Is it worth it?
According to a survey carried out by the Global Players’ Union (FIFPro) last November, professional football, although a good business for certain people is not so for the players. Apart from instability, insufficient regulation and unfulfilment of employment standards, 41% of players have been paid late in the last two seasons. Obviously, these footballers were not well known stars: their salaries ranged from a mere €900 to €1,800.
Not astronomical image rights holders either. Simply footballers. Just under 14,000 of these footballers from 54 countries filled out the questionaires. The lowest participation came from players in the big English, Spanish and German leagues: no comment. Nevertheless, the survey hints at the labour problems related to football careers below the elite.
“This is the reality of the football industry,” says secretary general of FIFPro, Theo van Seggelen. And a bitter one too: FIFA allows clubs to pay players up to 90 days after the due date. And although 78% of late payements fell within that three-month window, one in 10 of the players surveyed had to wait longer.
To be a pro is not only a poorly paid job, it is one that is paid late. It’s also dangerous: some overheated fool may be waiting out there with a bottle ready to hurl at any moment. See photo above: it’s Italy, but it could be anywhere.

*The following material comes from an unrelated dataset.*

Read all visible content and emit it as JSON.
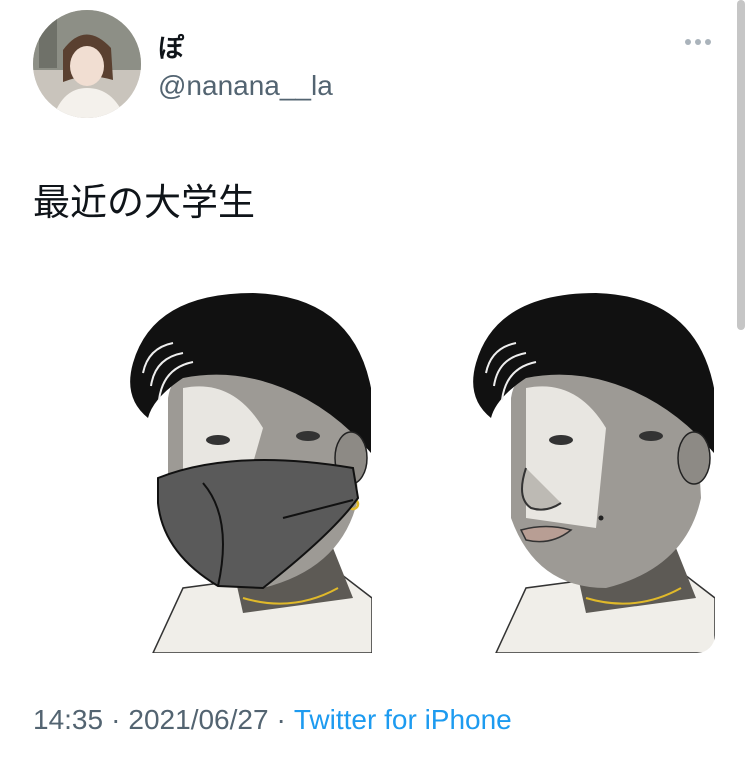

At least a footballer’s career is short. Most of them are ready to give it up at 35.